A major challenge remains in bringing the plight of the baobab to the attention of the wider world. In the Menabe region, because the baobabs are still quite widespread, greater effort needs to be put towards engaging people in the debate, focusing on the high cultural and natural value of the trees.
Madagasikara Voakajy, Fauna & Flora International and the Global Trees Campaign have teamed up to launch an ambitious project to conserve baobabs in western and northern Madagascar.
The project aims to re-assess the conservation status of the three most threatened of Madagascar’s six baobab species for the IUCN Red List of Threatened Species, and undertake other activities such as establishing a nursery and planting new trees, compiling and communicating baobab-related stories, and raising awareness of the uniqueness of this tree to Madagascar.
This project has been endorsed by the representatives of the Ministry of Environment and Forestry, and is currently being presented and discussed with people in the region.
The work of Madagasikara Voakajy also makes a significant contribution towards the GSPC’s 16 targets for plant conservation to be achieved by 2020. By assessing the conservation status of these endemics (Target 2), implementing in situ conservation for globally threatened species (Target 7) and by supporting the sustainable use of wild harvested species (Target 12), the project will leave both a local and global legacy for plant and tree conservation.
The survival of these remarkable trees still hangs in the balance and there is a tremendous amount of work still to be done to ensure that baobabs will keep their place within Madagascar’s rapidly changing landscape. But by involving communities and government in every aspect of the project, there is still hope that a growing national pride for baobabs will help ensure their survival.

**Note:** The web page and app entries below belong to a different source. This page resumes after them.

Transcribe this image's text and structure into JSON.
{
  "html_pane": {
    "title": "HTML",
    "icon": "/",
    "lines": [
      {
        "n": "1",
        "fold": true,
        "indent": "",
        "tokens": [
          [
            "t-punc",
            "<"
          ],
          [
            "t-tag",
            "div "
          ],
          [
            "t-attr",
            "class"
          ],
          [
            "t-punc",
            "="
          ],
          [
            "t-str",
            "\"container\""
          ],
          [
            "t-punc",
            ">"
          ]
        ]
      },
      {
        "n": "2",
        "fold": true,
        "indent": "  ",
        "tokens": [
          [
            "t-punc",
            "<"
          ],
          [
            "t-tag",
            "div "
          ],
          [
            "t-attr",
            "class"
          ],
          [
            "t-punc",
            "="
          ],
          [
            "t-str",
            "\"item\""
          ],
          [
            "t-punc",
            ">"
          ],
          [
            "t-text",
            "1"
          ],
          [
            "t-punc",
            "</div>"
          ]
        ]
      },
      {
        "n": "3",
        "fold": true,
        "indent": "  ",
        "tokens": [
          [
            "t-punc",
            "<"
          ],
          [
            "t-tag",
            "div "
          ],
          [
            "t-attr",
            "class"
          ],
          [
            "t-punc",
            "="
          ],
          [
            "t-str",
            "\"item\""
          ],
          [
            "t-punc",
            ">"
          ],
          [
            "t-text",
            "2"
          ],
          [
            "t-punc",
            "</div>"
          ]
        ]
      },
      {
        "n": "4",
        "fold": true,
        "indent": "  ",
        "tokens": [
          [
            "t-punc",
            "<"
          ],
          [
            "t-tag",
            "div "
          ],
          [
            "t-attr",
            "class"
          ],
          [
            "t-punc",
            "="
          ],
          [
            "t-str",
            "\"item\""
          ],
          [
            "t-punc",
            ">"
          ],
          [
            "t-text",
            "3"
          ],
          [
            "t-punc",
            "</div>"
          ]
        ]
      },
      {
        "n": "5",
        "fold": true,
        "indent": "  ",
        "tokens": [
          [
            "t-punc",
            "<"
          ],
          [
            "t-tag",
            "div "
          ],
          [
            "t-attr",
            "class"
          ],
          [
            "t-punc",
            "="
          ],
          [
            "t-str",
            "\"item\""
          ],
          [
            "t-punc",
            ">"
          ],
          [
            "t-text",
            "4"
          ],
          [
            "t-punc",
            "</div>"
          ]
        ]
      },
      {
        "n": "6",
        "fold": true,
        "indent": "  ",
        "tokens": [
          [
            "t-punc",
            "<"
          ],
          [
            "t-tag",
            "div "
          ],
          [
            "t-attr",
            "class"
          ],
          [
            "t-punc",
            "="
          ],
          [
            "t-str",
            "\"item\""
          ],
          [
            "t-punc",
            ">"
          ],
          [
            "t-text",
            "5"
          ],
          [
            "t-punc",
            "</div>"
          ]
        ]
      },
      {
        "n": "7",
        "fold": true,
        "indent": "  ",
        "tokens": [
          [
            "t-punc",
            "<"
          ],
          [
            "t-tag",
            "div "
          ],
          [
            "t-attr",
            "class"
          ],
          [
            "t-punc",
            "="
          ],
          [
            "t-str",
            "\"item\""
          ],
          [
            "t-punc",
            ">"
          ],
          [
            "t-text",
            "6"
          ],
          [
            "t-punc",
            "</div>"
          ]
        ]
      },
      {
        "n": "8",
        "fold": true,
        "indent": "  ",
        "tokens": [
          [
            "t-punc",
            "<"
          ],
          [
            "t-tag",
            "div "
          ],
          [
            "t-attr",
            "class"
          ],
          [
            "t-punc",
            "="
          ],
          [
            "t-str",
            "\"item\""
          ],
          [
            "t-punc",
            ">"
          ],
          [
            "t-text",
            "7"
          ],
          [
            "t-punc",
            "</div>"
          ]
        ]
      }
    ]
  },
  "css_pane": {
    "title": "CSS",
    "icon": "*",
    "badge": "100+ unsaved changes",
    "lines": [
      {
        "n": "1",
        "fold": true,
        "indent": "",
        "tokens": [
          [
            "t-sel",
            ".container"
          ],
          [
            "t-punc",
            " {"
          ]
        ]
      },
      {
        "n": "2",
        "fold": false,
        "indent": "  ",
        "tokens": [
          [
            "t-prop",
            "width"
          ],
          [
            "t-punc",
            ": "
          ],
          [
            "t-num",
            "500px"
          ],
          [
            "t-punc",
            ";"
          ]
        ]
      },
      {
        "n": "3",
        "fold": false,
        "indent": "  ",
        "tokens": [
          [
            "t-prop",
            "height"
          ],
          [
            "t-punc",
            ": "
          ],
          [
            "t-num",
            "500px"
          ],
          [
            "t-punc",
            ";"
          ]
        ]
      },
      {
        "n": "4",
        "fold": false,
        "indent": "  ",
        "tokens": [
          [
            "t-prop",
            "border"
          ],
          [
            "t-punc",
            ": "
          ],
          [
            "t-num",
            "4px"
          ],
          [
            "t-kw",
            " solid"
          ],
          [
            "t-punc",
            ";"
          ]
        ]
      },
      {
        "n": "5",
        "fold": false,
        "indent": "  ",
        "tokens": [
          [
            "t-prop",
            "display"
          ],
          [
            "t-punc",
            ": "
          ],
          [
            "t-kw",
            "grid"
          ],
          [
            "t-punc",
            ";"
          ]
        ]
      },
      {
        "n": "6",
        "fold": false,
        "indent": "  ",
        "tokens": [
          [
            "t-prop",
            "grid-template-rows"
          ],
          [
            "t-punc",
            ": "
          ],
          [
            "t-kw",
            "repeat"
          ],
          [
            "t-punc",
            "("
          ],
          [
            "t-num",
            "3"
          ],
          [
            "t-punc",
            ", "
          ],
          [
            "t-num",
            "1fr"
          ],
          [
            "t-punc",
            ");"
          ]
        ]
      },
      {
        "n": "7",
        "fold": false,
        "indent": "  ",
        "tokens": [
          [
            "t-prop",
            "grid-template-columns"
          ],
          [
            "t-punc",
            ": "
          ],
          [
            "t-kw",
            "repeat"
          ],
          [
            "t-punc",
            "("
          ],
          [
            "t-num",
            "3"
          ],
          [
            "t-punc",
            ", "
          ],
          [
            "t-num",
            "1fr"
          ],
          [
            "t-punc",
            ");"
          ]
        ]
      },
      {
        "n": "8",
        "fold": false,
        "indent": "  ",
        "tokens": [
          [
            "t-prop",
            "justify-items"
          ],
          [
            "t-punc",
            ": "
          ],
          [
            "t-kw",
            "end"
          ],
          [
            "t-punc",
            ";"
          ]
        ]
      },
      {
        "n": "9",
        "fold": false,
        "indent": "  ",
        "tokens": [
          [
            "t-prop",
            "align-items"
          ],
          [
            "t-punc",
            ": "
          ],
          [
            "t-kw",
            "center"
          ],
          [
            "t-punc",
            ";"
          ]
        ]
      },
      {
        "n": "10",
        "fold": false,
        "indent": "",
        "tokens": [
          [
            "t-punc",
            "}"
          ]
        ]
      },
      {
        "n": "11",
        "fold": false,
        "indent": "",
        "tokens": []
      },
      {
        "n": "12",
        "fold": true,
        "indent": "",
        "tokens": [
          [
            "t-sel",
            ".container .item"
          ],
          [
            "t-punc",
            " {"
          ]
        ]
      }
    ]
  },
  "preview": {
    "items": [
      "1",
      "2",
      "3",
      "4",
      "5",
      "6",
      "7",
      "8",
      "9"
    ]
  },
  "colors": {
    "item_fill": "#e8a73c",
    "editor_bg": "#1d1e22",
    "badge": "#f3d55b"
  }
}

To help raise awareness of the world’s threatened trees, Fauna & Flora International is publishing a series of blogs on the remarkable tales of some of our favourite arboreal species. Take a look at the first blog, in which David Gill (Programme Officer for the Global Trees Campaign) plants the seed…